**WHAT YOU NEED TO DO**
Images are to be excluded, and the rest of the data repeated exactly.

───

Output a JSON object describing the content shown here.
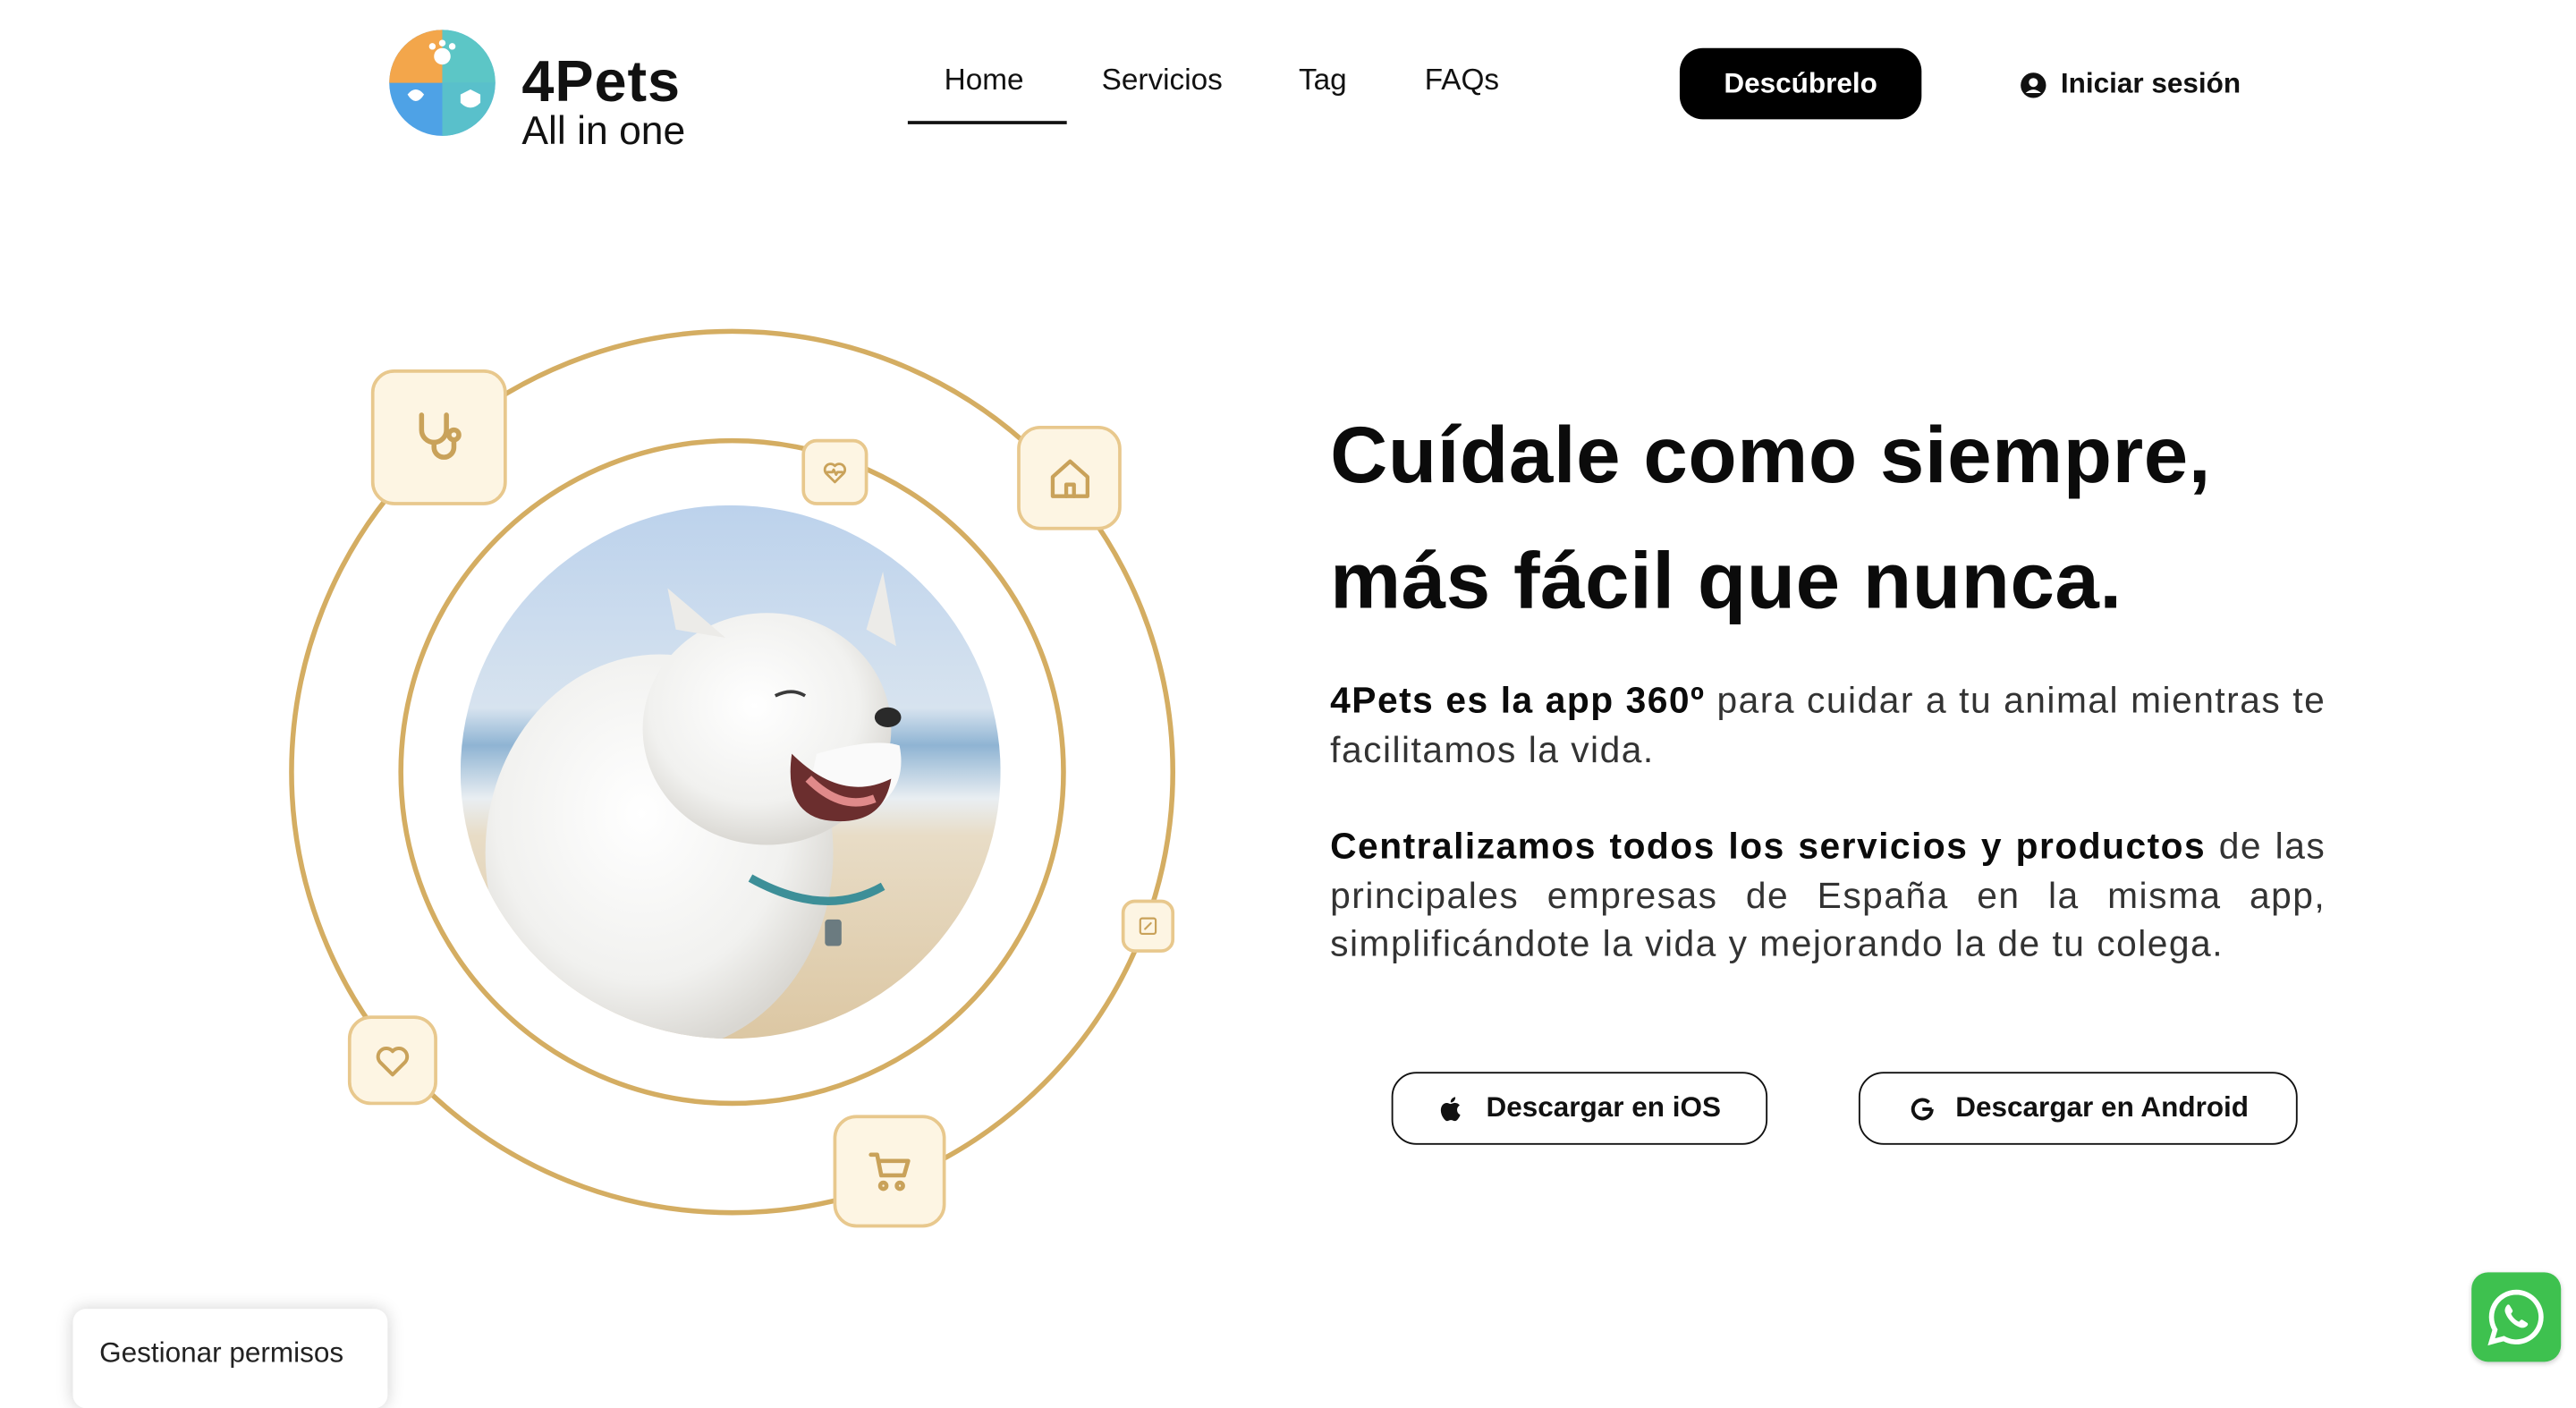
{
  "brand": {
    "name": "4Pets",
    "tagline": "All in one"
  },
  "nav": {
    "items": [
      {
        "label": "Home",
        "active": true
      },
      {
        "label": "Servicios"
      },
      {
        "label": "Tag"
      },
      {
        "label": "FAQs"
      }
    ],
    "cta_label": "Descúbrelo",
    "login_label": "Iniciar sesión"
  },
  "hero": {
    "headline_line1": "Cuídale como siempre,",
    "headline_line2": "más fácil que nunca.",
    "p1_bold": "4Pets es la app 360º",
    "p1_rest": " para cuidar a tu animal mientras te facilitamos la vida.",
    "p2_bold": "Centralizamos todos los servicios y productos",
    "p2_rest": " de las principales empresas de España en la misma app, simplificándote la vida y mejorando la de tu colega.",
    "ios_label": "Descargar en iOS",
    "android_label": "Descargar en Android"
  },
  "consent": {
    "label": "Gestionar permisos"
  },
  "icons": {
    "orbit": [
      "stethoscope-icon",
      "heart-pulse-icon",
      "home-icon",
      "document-icon",
      "cart-icon",
      "heart-icon"
    ],
    "login": "user-circle-icon",
    "ios": "apple-icon",
    "android": "google-icon",
    "chat": "whatsapp-icon"
  },
  "colors": {
    "accent_gold": "#d4ad62",
    "tile_bg": "#fdf5e3",
    "whatsapp": "#3ec14f",
    "logo_orange": "#f3a64b",
    "logo_teal": "#5cc6c6",
    "logo_blue": "#4ea2e6"
  }
}
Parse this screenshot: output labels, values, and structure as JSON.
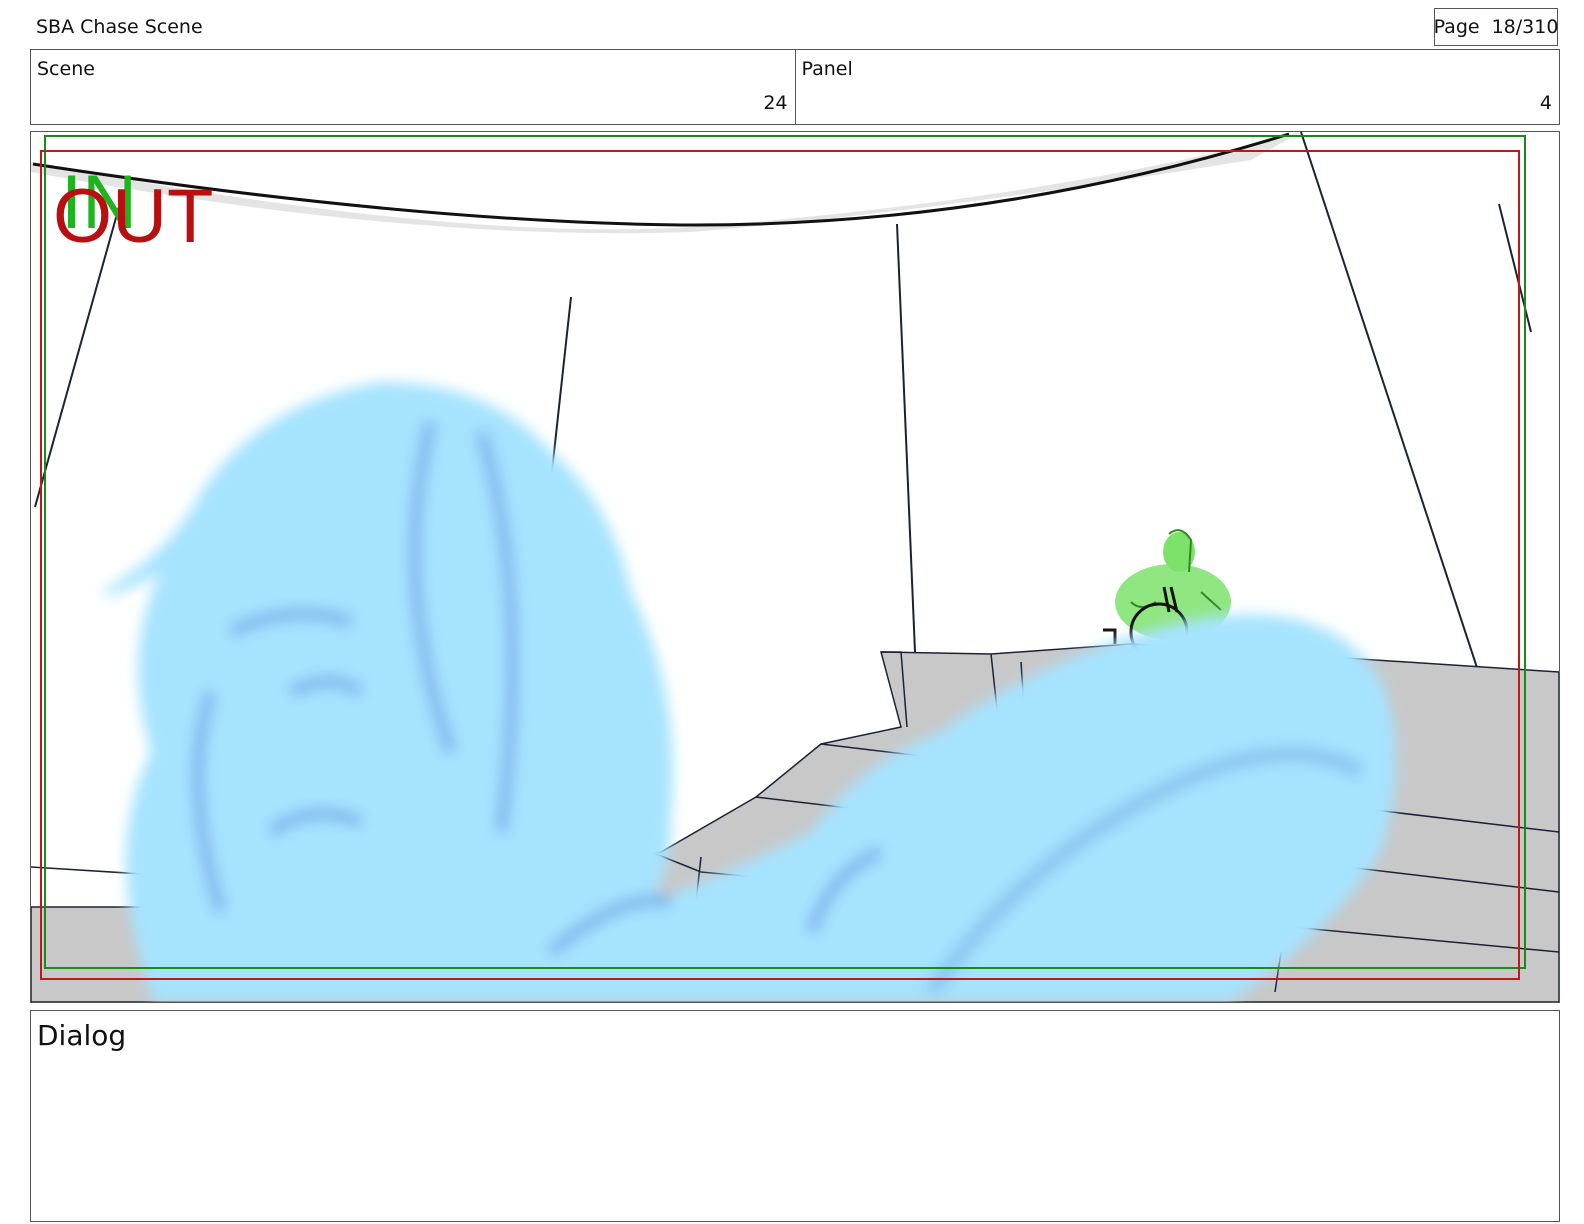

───

**RESULT OF THIS EXERCISE**
Output a JSON object describing the content shown here.
{
  "brand": {
    "name": "4Pets",
    "tagline": "All in one"
  },
  "nav": {
    "items": [
      {
        "label": "Home",
        "active": true
      },
      {
        "label": "Servicios"
      },
      {
        "label": "Tag"
      },
      {
        "label": "FAQs"
      }
    ],
    "cta_label": "Descúbrelo",
    "login_label": "Iniciar sesión"
  },
  "hero": {
    "headline_line1": "Cuídale como siempre,",
    "headline_line2": "más fácil que nunca.",
    "p1_bold": "4Pets es la app 360º",
    "p1_rest": " para cuidar a tu animal mientras te facilitamos la vida.",
    "p2_bold": "Centralizamos todos los servicios y productos",
    "p2_rest": " de las principales empresas de España en la misma app, simplificándote la vida y mejorando la de tu colega.",
    "ios_label": "Descargar en iOS",
    "android_label": "Descargar en Android"
  },
  "consent": {
    "label": "Gestionar permisos"
  },
  "icons": {
    "orbit": [
      "stethoscope-icon",
      "heart-pulse-icon",
      "home-icon",
      "document-icon",
      "cart-icon",
      "heart-icon"
    ],
    "login": "user-circle-icon",
    "ios": "apple-icon",
    "android": "google-icon",
    "chat": "whatsapp-icon"
  },
  "colors": {
    "accent_gold": "#d4ad62",
    "tile_bg": "#fdf5e3",
    "whatsapp": "#3ec14f",
    "logo_orange": "#f3a64b",
    "logo_teal": "#5cc6c6",
    "logo_blue": "#4ea2e6"
  }
}
Parse this screenshot: output labels, values, and structure as JSON.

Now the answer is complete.